## ASSIGNMENT
Match on the string "take" in the entries below and return every matching line.

(Items from an interface collection)

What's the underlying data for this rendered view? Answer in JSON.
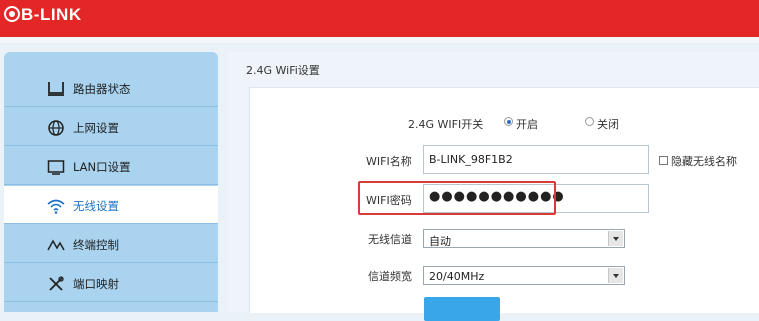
{
  "header": {
    "logo_text": "B-LINK",
    "brand_color": "#e32626"
  },
  "sidebar": {
    "items": [
      {
        "label": "路由器状态",
        "icon": "router-status-icon",
        "active": false
      },
      {
        "label": "上网设置",
        "icon": "globe-icon",
        "active": false
      },
      {
        "label": "LAN口设置",
        "icon": "monitor-icon",
        "active": false
      },
      {
        "label": "无线设置",
        "icon": "wifi-icon",
        "active": true
      },
      {
        "label": "终端控制",
        "icon": "activity-icon",
        "active": false
      },
      {
        "label": "端口映射",
        "icon": "tools-icon",
        "active": false
      }
    ]
  },
  "main": {
    "section_title": "2.4G WiFi设置",
    "wifi_switch": {
      "label": "2.4G WIFI开关",
      "on_label": "开启",
      "off_label": "关闭",
      "selected": "开启"
    },
    "ssid": {
      "label": "WIFI名称",
      "value": "B-LINK_98F1B2"
    },
    "hide_ssid": {
      "label": "隐藏无线名称",
      "checked": false
    },
    "password": {
      "label": "WIFI密码",
      "masked": "●●●●●●●●●●●"
    },
    "channel": {
      "label": "无线信道",
      "value": "自动"
    },
    "bandwidth": {
      "label": "信道频宽",
      "value": "20/40MHz"
    },
    "accent_color": "#38a6e8",
    "highlight_color": "#d83a3a"
  }
}
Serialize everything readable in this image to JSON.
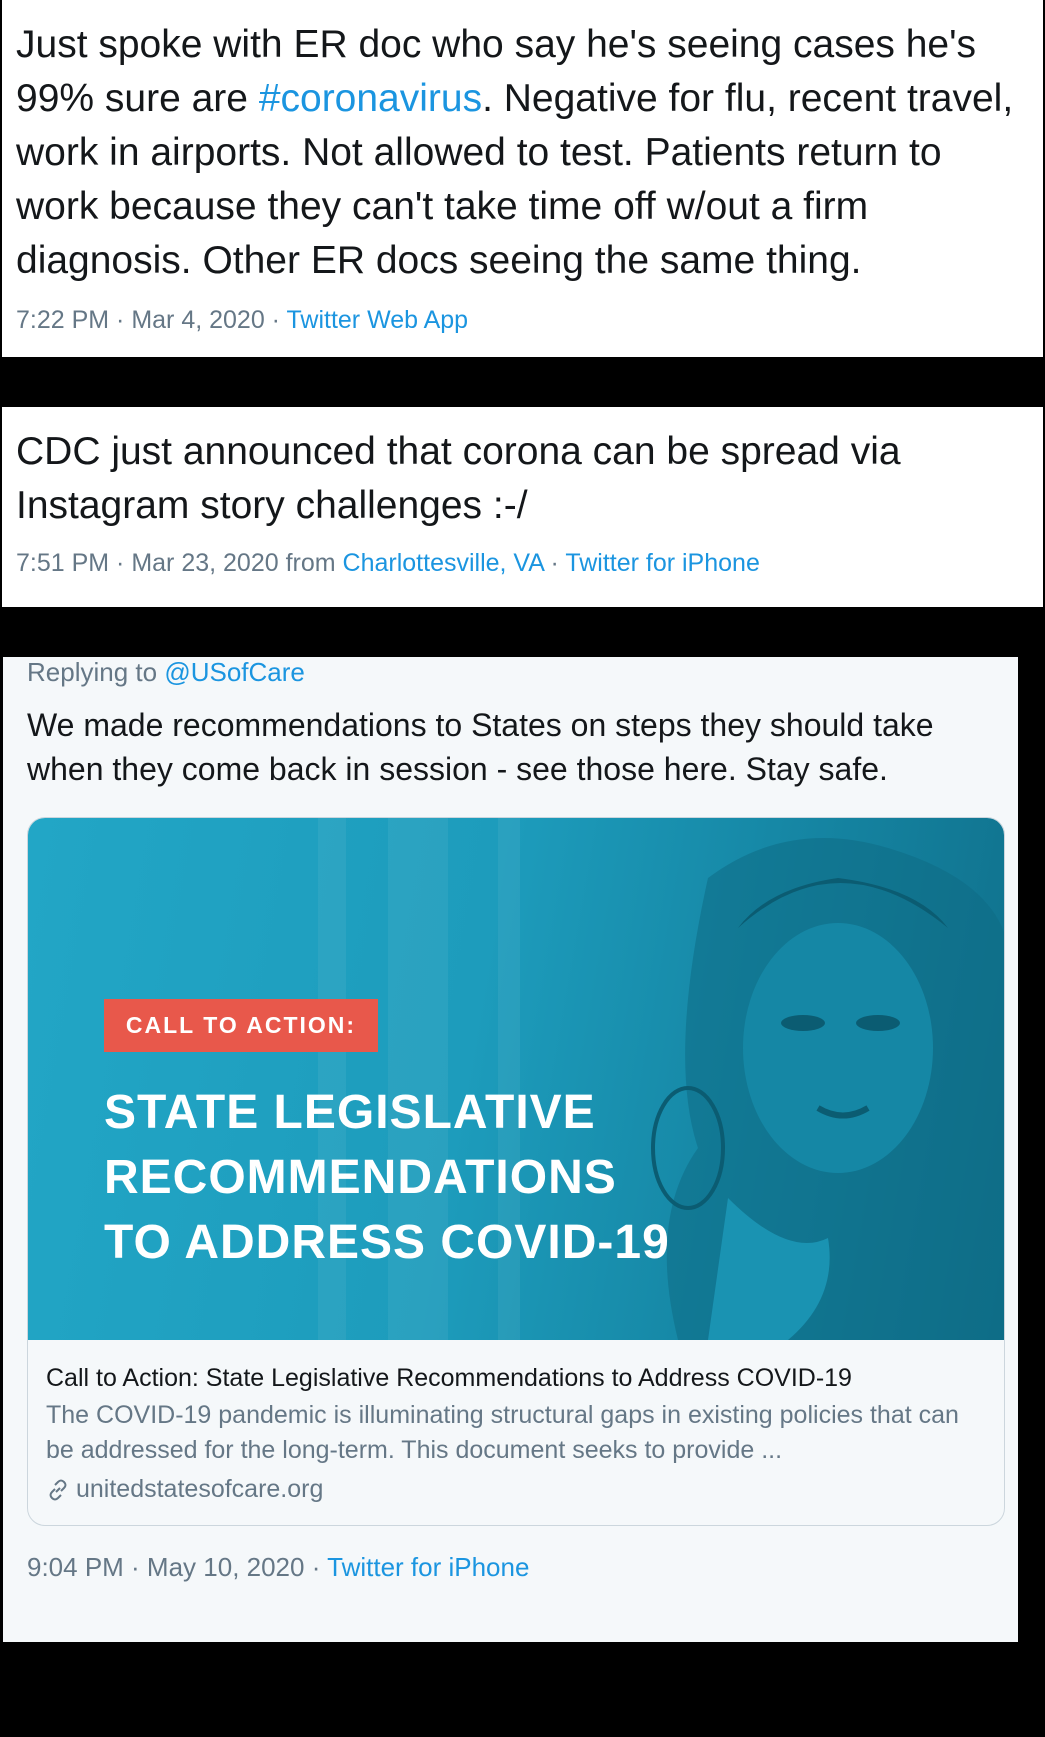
{
  "tweet1": {
    "text_before": "Just spoke with ER doc who say he's seeing cases he's 99% sure are ",
    "hashtag": "#coronavirus",
    "text_after": ". Negative for flu, recent travel, work in airports. Not allowed to test. Patients return to work because they can't take time off w/out a firm diagnosis. Other ER docs seeing the same thing.",
    "time": "7:22 PM · Mar 4, 2020 · ",
    "source": "Twitter Web App"
  },
  "tweet2": {
    "text": "CDC just announced that corona can be spread via Instagram story challenges :-/",
    "time": "7:51 PM · Mar 23, 2020 from ",
    "location": "Charlottesville, VA",
    "separator": " · ",
    "source": "Twitter for iPhone"
  },
  "tweet3": {
    "replying_prefix": "Replying to ",
    "replying_handle": "@USofCare",
    "text": "We made recommendations to States on steps they should take when they come back in session - see those here. Stay safe.",
    "card": {
      "badge": "CALL TO ACTION:",
      "headline_lines": [
        "STATE LEGISLATIVE",
        "RECOMMENDATIONS",
        "TO ADDRESS COVID-19"
      ],
      "title": "Call to Action: State Legislative Recommendations to Address COVID-19",
      "description": "The COVID-19 pandemic is illuminating structural gaps in existing policies that can be addressed for the long-term. This document seeks to provide ...",
      "domain": "unitedstatesofcare.org",
      "domain_icon": "link-icon"
    },
    "time": "9:04 PM · May 10, 2020 · ",
    "source": "Twitter for iPhone"
  },
  "colors": {
    "link": "#1b95e0",
    "meta": "#657786",
    "text": "#14171a",
    "hero": "#1d9cbc",
    "badge": "#e8584b"
  }
}
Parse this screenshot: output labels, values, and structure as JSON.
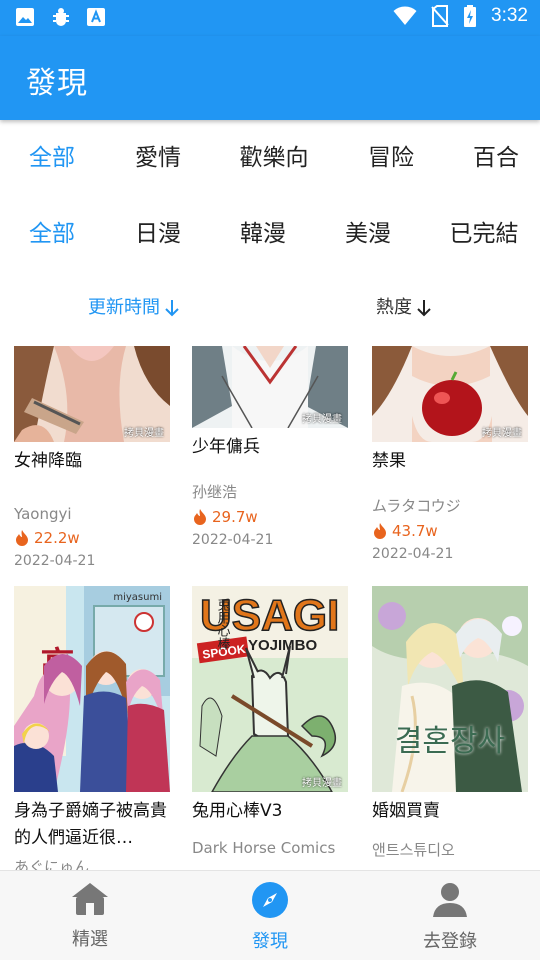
{
  "status_bar": {
    "time": "3:32"
  },
  "app_bar": {
    "title": "發現"
  },
  "filters": {
    "categories": [
      "全部",
      "愛情",
      "歡樂向",
      "冒险",
      "百合"
    ],
    "regions": [
      "全部",
      "日漫",
      "韓漫",
      "美漫",
      "已完結"
    ],
    "sort": {
      "updated": "更新時間",
      "popularity": "熱度"
    }
  },
  "comics": [
    {
      "title": "女神降臨",
      "author": "Yaongyi",
      "popularity": "22.2w",
      "date": "2022-04-21",
      "watermark": "拷貝漫畫"
    },
    {
      "title": "少年傭兵",
      "author": "孙继浩",
      "popularity": "29.7w",
      "date": "2022-04-21",
      "watermark": "拷貝漫畫"
    },
    {
      "title": "禁果",
      "author": "ムラタコウジ",
      "popularity": "43.7w",
      "date": "2022-04-21",
      "watermark": "拷貝漫畫"
    },
    {
      "title": "身為子爵嫡子被高貴的人們逼近很…",
      "author": "あぐにゅん",
      "cover_text": "子爵嫡子 高貴な人たち 困る",
      "watermark": "miyasumi"
    },
    {
      "title": "兔用心棒V3",
      "author": "Dark Horse Comics",
      "cover_text": "USAGI",
      "cover_subtext": "YOJIMBO",
      "cover_badge": "SPOOK",
      "cover_vertical": "兎用心棒",
      "watermark": "拷貝漫畫"
    },
    {
      "title": "婚姻買賣",
      "author": "앤트스튜디오",
      "cover_text": "결혼장사"
    }
  ],
  "bottom_nav": [
    {
      "label": "精選",
      "icon": "home-icon"
    },
    {
      "label": "發現",
      "icon": "compass-icon"
    },
    {
      "label": "去登錄",
      "icon": "person-icon"
    }
  ],
  "colors": {
    "primary": "#2196f3",
    "hot": "#e8641e"
  }
}
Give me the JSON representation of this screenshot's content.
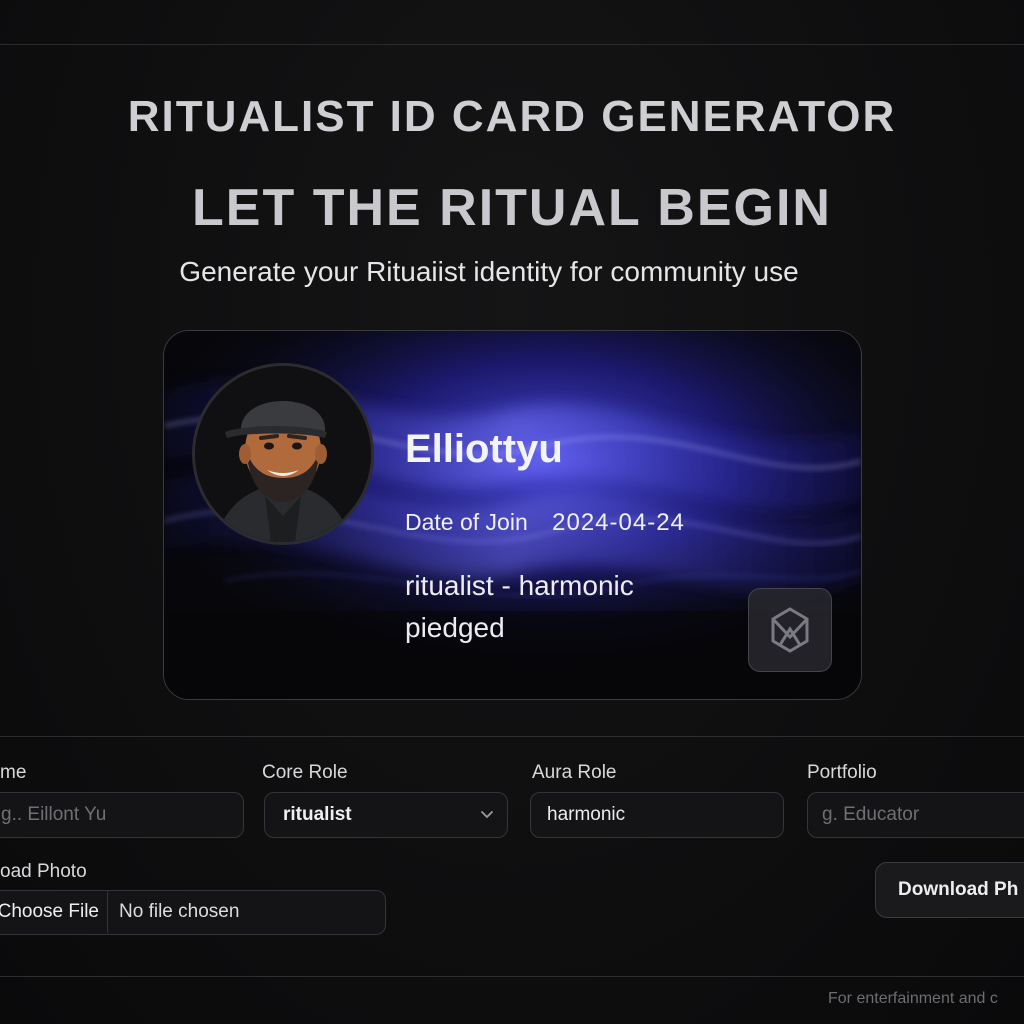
{
  "header": {
    "app_title": "RITUALIST ID CARD GENERATOR",
    "headline": "LET THE RITUAL BEGIN",
    "subtitle": "Generate your Rituaiist identity for community use"
  },
  "card": {
    "name": "Elliottyu",
    "join_label": "Date of Join",
    "join_date": "2024-04-24",
    "role_line_1": "ritualist - harmonic",
    "role_line_2": "piedged",
    "logo_icon": "ritual-logo-icon",
    "avatar_icon": "user-avatar-illustration"
  },
  "form": {
    "name_label": "me",
    "name_placeholder": "g.. Eillont Yu",
    "core_role_label": "Core Role",
    "core_role_value": "ritualist",
    "aura_role_label": "Aura Role",
    "aura_role_value": "harmonic",
    "portfolio_label": "Portfolio",
    "portfolio_placeholder": "g. Educator",
    "upload_label": "oad Photo",
    "choose_file": "Choose File",
    "file_status": "No file chosen",
    "download_label": "Download Ph"
  },
  "footer": {
    "note": "For enterfainment and c"
  },
  "colors": {
    "background": "#0f0f10",
    "card_glow": "#3d3df0",
    "field_border": "#34343a"
  }
}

## SOLUTION FOR THIS PROBLEM
    "text_after": ". Negative for flu, recent travel, work in airports. Not allowed to test. Patients return to work because they can't take time off w/out a firm diagnosis. Other ER docs seeing the same thing.",
    "text": "We made recommendations to States on steps they should take when they come back in session - see those here. Stay safe.",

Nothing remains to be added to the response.